What you have to do: For every entry below, give it back exactly and leave out any image.

═════ Records supplied

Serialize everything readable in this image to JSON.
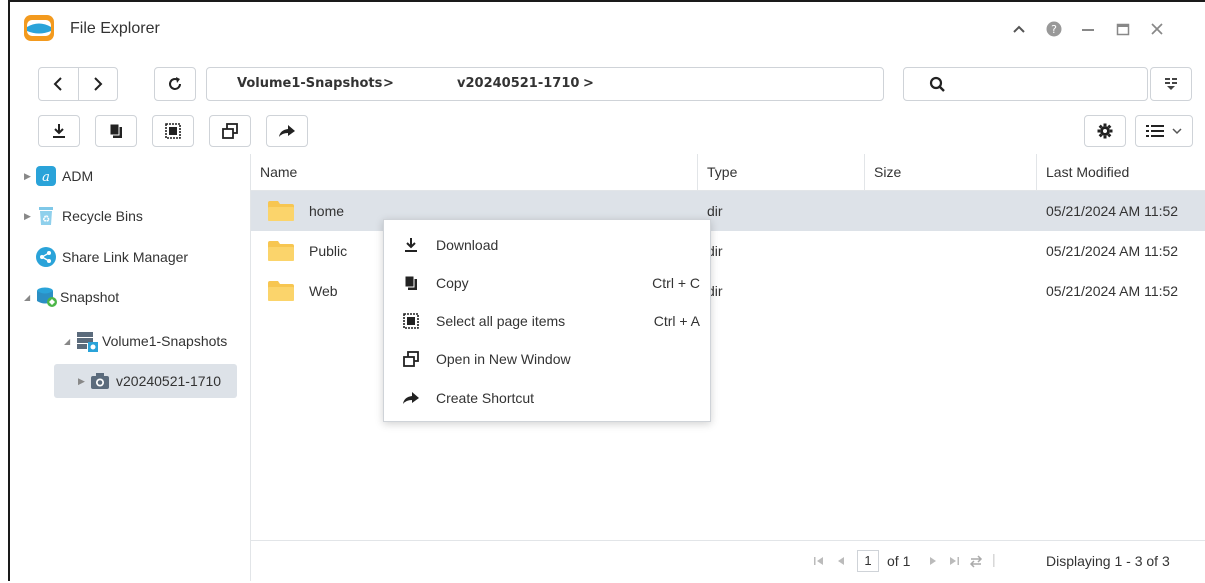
{
  "window": {
    "title": "File Explorer"
  },
  "nav": {
    "breadcrumb": [
      "Volume1-Snapshots",
      "v20240521-1710"
    ],
    "search_placeholder": ""
  },
  "sidebar": {
    "items": [
      {
        "label": "ADM",
        "icon": "adm-icon"
      },
      {
        "label": "Recycle Bins",
        "icon": "recycle-bin-icon"
      },
      {
        "label": "Share Link Manager",
        "icon": "share-link-icon"
      },
      {
        "label": "Snapshot",
        "icon": "snapshot-db-icon"
      },
      {
        "label": "Volume1-Snapshots",
        "icon": "volume-snapshots-icon"
      },
      {
        "label": "v20240521-1710",
        "icon": "camera-icon"
      }
    ]
  },
  "table": {
    "columns": [
      "Name",
      "Type",
      "Size",
      "Last Modified"
    ],
    "rows": [
      {
        "name": "home",
        "type": "dir",
        "size": "",
        "modified": "05/21/2024 AM 11:52"
      },
      {
        "name": "Public",
        "type": "dir",
        "size": "",
        "modified": "05/21/2024 AM 11:52"
      },
      {
        "name": "Web",
        "type": "dir",
        "size": "",
        "modified": "05/21/2024 AM 11:52"
      }
    ]
  },
  "context_menu": {
    "items": [
      {
        "label": "Download",
        "shortcut": "",
        "icon": "download-icon"
      },
      {
        "label": "Copy",
        "shortcut": "Ctrl + C",
        "icon": "copy-icon"
      },
      {
        "label": "Select all page items",
        "shortcut": "Ctrl + A",
        "icon": "select-all-icon"
      },
      {
        "label": "Open in New Window",
        "shortcut": "",
        "icon": "new-window-icon"
      },
      {
        "label": "Create Shortcut",
        "shortcut": "",
        "icon": "shortcut-arrow-icon"
      }
    ]
  },
  "pager": {
    "page": "1",
    "of_label": "of 1",
    "display_text": "Displaying 1 - 3 of 3"
  },
  "colors": {
    "folder": "#f7c651",
    "selection": "#dde2e8",
    "accent": "#2aa3d9"
  }
}
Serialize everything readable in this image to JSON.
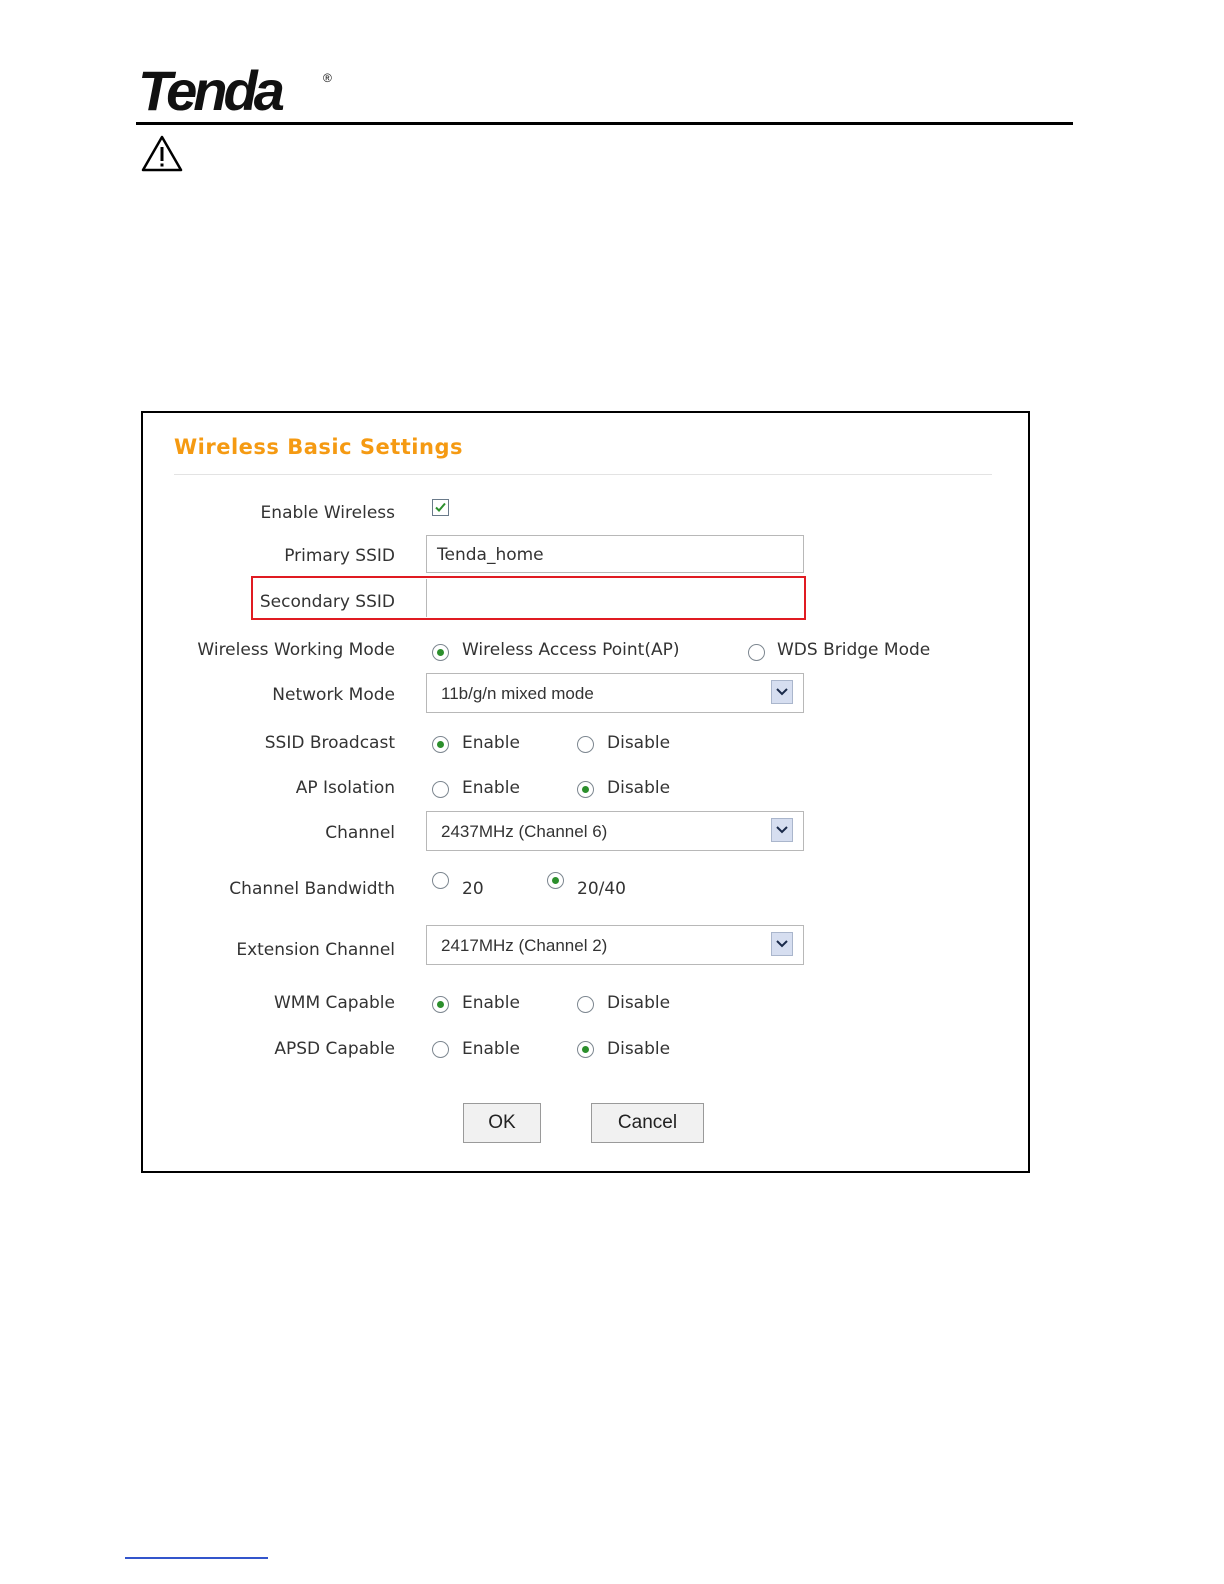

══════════

Response to the task:
Serialize everything readable in this image to JSON.
{
  "window": {
    "title": "File Explorer"
  },
  "nav": {
    "breadcrumb": [
      "Volume1-Snapshots",
      "v20240521-1710"
    ],
    "search_placeholder": ""
  },
  "sidebar": {
    "items": [
      {
        "label": "ADM",
        "icon": "adm-icon"
      },
      {
        "label": "Recycle Bins",
        "icon": "recycle-bin-icon"
      },
      {
        "label": "Share Link Manager",
        "icon": "share-link-icon"
      },
      {
        "label": "Snapshot",
        "icon": "snapshot-db-icon"
      },
      {
        "label": "Volume1-Snapshots",
        "icon": "volume-snapshots-icon"
      },
      {
        "label": "v20240521-1710",
        "icon": "camera-icon"
      }
    ]
  },
  "table": {
    "columns": [
      "Name",
      "Type",
      "Size",
      "Last Modified"
    ],
    "rows": [
      {
        "name": "home",
        "type": "dir",
        "size": "",
        "modified": "05/21/2024 AM 11:52"
      },
      {
        "name": "Public",
        "type": "dir",
        "size": "",
        "modified": "05/21/2024 AM 11:52"
      },
      {
        "name": "Web",
        "type": "dir",
        "size": "",
        "modified": "05/21/2024 AM 11:52"
      }
    ]
  },
  "context_menu": {
    "items": [
      {
        "label": "Download",
        "shortcut": "",
        "icon": "download-icon"
      },
      {
        "label": "Copy",
        "shortcut": "Ctrl + C",
        "icon": "copy-icon"
      },
      {
        "label": "Select all page items",
        "shortcut": "Ctrl + A",
        "icon": "select-all-icon"
      },
      {
        "label": "Open in New Window",
        "shortcut": "",
        "icon": "new-window-icon"
      },
      {
        "label": "Create Shortcut",
        "shortcut": "",
        "icon": "shortcut-arrow-icon"
      }
    ]
  },
  "pager": {
    "page": "1",
    "of_label": "of 1",
    "display_text": "Displaying 1 - 3 of 3"
  },
  "colors": {
    "folder": "#f7c651",
    "selection": "#dde2e8",
    "accent": "#2aa3d9"
  }
}
Serialize everything readable in this image to JSON.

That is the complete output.